» Task directions: Copy all lines in the data that contain the string "Financial".

» Source data:
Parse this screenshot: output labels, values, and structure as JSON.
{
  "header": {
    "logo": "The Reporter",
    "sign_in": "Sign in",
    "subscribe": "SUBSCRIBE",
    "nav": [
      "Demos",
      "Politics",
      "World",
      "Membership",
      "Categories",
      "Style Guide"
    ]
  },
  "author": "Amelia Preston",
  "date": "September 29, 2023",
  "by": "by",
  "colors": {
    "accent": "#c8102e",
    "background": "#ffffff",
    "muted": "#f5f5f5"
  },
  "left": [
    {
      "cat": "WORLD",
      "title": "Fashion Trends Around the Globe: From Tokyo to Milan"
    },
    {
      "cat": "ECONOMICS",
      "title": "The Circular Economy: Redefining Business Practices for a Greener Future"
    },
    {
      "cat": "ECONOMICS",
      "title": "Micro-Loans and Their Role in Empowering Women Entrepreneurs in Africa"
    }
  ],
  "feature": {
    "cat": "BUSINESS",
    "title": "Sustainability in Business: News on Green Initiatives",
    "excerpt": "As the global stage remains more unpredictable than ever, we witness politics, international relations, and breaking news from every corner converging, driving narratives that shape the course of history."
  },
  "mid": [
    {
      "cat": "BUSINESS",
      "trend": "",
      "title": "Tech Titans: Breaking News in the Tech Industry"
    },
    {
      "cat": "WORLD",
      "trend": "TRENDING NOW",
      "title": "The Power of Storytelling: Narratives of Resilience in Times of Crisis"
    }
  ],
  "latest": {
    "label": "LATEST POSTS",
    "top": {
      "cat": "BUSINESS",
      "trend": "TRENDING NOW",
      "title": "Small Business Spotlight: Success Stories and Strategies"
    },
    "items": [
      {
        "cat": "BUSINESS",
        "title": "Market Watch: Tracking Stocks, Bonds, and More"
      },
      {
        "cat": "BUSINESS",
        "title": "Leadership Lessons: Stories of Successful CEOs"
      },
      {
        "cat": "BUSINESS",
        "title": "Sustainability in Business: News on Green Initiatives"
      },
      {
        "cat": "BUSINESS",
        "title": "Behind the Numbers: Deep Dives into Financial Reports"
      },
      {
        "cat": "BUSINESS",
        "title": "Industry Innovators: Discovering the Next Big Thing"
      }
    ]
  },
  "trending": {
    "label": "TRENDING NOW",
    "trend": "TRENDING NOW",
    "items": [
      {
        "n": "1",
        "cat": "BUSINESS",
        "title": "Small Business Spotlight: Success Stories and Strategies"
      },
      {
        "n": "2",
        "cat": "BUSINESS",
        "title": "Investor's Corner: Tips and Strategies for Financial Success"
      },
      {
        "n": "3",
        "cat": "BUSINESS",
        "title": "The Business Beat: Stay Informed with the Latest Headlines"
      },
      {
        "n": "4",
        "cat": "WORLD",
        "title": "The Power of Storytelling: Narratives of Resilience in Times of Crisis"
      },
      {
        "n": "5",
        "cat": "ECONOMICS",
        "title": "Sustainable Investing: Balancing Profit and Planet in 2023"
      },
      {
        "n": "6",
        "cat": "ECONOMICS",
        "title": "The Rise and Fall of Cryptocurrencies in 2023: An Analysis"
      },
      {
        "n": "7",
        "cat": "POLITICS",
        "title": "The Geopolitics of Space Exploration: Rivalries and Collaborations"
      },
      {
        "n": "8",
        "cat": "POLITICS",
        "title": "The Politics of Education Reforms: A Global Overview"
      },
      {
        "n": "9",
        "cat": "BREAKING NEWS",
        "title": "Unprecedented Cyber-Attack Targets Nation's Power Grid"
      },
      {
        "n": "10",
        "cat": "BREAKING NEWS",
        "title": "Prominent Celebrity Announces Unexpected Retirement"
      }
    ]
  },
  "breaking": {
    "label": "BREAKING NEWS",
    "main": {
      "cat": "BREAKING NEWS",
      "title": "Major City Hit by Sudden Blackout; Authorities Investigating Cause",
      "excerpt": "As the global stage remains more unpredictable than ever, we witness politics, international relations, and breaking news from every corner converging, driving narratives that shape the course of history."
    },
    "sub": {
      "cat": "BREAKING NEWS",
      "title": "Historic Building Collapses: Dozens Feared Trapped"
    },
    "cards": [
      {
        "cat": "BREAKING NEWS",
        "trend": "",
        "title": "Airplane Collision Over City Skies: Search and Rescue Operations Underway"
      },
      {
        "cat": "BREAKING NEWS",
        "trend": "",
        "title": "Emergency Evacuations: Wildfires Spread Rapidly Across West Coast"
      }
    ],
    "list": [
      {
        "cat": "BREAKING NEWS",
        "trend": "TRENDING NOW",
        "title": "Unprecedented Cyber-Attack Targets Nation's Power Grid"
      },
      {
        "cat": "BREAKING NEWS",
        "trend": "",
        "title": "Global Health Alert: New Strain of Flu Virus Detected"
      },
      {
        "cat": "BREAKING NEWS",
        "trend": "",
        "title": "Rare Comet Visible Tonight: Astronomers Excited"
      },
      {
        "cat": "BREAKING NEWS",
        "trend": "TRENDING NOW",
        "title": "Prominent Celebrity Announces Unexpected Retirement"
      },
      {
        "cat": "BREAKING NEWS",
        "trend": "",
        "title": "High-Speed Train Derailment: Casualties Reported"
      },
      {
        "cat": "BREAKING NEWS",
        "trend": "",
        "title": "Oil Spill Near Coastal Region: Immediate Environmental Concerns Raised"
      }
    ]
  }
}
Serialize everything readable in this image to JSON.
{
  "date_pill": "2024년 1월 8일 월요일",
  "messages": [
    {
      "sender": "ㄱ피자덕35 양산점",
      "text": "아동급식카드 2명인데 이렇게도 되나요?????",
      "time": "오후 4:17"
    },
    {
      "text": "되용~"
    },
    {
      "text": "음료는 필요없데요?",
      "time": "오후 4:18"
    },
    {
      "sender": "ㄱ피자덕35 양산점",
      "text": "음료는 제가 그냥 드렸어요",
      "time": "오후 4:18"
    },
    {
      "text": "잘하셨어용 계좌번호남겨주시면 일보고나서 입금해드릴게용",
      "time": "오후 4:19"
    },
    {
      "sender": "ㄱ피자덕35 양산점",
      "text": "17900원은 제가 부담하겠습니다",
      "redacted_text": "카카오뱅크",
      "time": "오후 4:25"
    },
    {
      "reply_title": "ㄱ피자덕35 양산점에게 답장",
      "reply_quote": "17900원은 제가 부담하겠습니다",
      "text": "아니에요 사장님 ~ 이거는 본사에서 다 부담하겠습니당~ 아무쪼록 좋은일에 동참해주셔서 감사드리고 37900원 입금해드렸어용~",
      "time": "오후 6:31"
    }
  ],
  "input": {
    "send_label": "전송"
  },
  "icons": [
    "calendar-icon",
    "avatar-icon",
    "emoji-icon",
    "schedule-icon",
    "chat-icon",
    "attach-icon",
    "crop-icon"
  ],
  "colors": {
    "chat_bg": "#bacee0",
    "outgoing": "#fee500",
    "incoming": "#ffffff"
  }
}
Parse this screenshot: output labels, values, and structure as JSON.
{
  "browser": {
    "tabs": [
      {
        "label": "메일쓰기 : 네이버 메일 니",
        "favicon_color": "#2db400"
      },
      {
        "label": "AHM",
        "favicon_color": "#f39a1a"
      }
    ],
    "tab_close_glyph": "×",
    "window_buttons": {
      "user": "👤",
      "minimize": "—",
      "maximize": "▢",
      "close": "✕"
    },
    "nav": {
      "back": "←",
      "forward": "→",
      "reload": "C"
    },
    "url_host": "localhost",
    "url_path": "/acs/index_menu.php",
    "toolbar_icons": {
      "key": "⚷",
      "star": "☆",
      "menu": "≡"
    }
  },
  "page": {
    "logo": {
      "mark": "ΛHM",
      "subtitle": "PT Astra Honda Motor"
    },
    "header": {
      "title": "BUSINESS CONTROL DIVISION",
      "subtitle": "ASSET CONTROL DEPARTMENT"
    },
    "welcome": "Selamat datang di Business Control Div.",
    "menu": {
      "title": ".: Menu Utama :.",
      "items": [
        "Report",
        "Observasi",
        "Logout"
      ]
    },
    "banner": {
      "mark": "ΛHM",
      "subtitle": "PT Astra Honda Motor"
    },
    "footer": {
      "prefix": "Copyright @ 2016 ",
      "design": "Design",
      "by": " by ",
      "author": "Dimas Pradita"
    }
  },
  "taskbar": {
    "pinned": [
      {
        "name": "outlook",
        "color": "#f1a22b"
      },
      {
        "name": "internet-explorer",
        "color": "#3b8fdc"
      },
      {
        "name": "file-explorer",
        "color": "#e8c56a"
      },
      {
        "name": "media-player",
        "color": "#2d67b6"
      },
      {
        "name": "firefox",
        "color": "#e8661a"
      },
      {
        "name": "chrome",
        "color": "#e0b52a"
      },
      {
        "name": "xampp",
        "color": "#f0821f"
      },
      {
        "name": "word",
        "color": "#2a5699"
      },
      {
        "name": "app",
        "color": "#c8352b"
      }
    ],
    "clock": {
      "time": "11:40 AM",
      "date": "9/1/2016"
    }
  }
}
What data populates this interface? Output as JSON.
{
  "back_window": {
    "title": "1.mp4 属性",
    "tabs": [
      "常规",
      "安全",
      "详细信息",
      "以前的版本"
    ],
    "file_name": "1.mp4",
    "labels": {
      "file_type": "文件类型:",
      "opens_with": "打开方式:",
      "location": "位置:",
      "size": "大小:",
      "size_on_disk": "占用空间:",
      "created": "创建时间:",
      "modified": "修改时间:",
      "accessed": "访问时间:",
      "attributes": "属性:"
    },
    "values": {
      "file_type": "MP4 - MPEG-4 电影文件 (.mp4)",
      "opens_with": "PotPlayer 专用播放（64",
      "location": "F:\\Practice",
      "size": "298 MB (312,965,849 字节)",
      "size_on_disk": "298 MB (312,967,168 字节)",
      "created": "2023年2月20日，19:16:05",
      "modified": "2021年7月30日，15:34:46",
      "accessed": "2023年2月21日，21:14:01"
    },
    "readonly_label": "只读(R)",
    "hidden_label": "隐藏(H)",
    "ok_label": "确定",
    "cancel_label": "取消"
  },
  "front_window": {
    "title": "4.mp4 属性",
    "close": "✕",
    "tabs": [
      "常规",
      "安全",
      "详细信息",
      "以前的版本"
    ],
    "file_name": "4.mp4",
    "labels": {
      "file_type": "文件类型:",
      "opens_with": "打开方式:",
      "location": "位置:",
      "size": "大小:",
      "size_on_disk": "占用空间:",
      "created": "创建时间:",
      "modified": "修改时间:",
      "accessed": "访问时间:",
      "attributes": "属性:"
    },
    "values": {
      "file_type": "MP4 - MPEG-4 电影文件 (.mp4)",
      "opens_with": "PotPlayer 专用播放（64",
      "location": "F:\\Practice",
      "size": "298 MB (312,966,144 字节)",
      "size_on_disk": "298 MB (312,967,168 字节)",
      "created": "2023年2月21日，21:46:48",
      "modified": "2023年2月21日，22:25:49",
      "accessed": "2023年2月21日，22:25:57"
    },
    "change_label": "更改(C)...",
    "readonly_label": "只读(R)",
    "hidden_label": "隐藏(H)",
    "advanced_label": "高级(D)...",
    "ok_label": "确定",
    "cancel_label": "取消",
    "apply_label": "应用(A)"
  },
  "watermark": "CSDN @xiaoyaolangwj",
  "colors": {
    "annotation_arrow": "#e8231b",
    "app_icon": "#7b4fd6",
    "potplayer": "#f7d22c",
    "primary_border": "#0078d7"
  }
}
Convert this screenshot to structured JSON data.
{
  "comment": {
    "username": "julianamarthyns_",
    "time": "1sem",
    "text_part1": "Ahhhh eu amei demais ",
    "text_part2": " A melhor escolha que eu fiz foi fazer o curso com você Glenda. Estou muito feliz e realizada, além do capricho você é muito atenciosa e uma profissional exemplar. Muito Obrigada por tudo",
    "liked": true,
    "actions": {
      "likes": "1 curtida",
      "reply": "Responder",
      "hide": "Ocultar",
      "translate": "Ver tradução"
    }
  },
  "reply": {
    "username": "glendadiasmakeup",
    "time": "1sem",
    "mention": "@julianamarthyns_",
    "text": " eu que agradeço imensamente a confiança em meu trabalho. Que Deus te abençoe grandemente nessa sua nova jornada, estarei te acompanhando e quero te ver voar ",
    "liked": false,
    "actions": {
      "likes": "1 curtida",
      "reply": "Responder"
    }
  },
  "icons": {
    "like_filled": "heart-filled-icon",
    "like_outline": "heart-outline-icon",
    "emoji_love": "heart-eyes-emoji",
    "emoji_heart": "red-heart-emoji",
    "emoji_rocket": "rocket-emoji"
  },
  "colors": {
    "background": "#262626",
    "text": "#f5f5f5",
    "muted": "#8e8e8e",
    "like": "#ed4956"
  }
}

» Answer to the problem:
        "title": "Behind the Numbers: Deep Dives into Financial Reports"
        "title": "Investor's Corner: Tips and Strategies for Financial Success"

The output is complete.